This page describes my software development process, which is based on the Software Development Life Cycle (SDLC) standard.
SDLC is a framework that defines and provides a well-structured flow of tasks in different stages of the software development process. SDLC's benefits to an organization include:
SDLC recommends the following stages for software development projects:
SDLC provides a good starting point when implementing any software project, regardless of whether it's traditional software project or a Web3 application. My approach is flexible and depending on the project's scope, we can combine, omit, or split tasks within each stage.
While many different variations of SDLC exist, I gravitate towards a hybrid of the agile and iterative SDLC models. I leverage productive tools and frameworks to reduce development costs and rapidly build and deploy applications.
An agile SDLC model focuses on end user feedback and input and empowers the team to make rapid adjustments to its plan when necessary so as to be highly responsive to customer feedback.
An iterative SDLC model favors developing the software in iterations or small steps. What this means is getting a basic version of the software up and functional quickly, and then improving on it in small steps (or iterations) over multiple life cycles.
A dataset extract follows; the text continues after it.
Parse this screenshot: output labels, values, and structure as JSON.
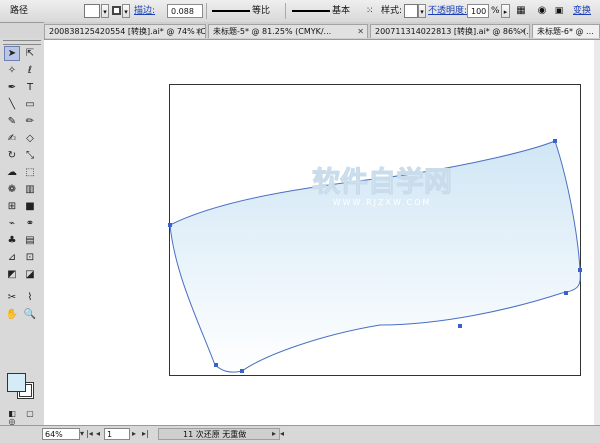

So a hybrid of these two models would typically involve initially building a Minimum Viable Product (MVP) with just enough features to meet the needs of early adopters, and then adding features over time, based on end user feedback, to make a finished application.
The rest of this document describes each SDLC stage in more detail.
Stage 1 addresses the following questions:
Stage 1 objectives may include, but are not limited to:
Stakeholders include anybody who may use the software, such as customers, sales reps, programmers, industry or subject matter experts, etc. By gathering end user or customer feedback early on in the process, SLDC can help reduce avoidable rework and after-the-fact fixes.
In Stage 1, the team will develop a strong understanding of what problems their eventual solution should address, so that they can design an accurate, targeted solution in the next stage.
Stage 2 addresses the following questions:
Stage 2 objectives may include, but are not limited to:
By the end of Stage 2, the team will have a clear roadmap for achieving the goals of the project, and they will understand the costs and resources required to get there. They will be able to fine tune the product market fit and polish the overall design of the product before a single line of code is written, thereby saving time and resources.
The team adopts a project management methodology (e.g. Scrum or Kanban).
Stage 3 is typically the most time-consuming part of the entire life cycle, as developers would often need to return to this stage if any bugs or issues occur in the subsequent SDLC stages.
Stage 3 addresses the following questions:
Stage 3 objectives may include, but are not limited to:
In Stage 3, the development team will be able to produce organized and consistent code that's easier to understand and to test during the next stage.
Stage 4 addresses the following questions:
Stage 4 objectives may include, but are not limited to:
Stage 4 minimizes the number of bugs and glitches in the application so that end users will be more satisfied and will be more likely to continue to use the application.
The software may initially be released only to a limited segment of the user population, and after a while, if all goes well, be released to the entire user population.
Stage 5 addresses following questions:
Stage 5 objectives may include, but are not limited to:
Stage 5 will help the team become confident that the software would not present any major issues to end users after it is deployed to production and that the software would meet user expectations.
The deployed software needs to be monitored continuously for errors, up-time and performance. You may want to conduct A/B tests to learn what works and what doesn't for users so you can continuously improve on the end-user's experience.
Stage 6 addresses the following questions:
Stage 6 objectives may include, but are not limited to:
Stage 6 will ensure that the software would continue to improve over time as the team continues to iterate on the software by incorporating end user feedback and optimizing the application infrastructure.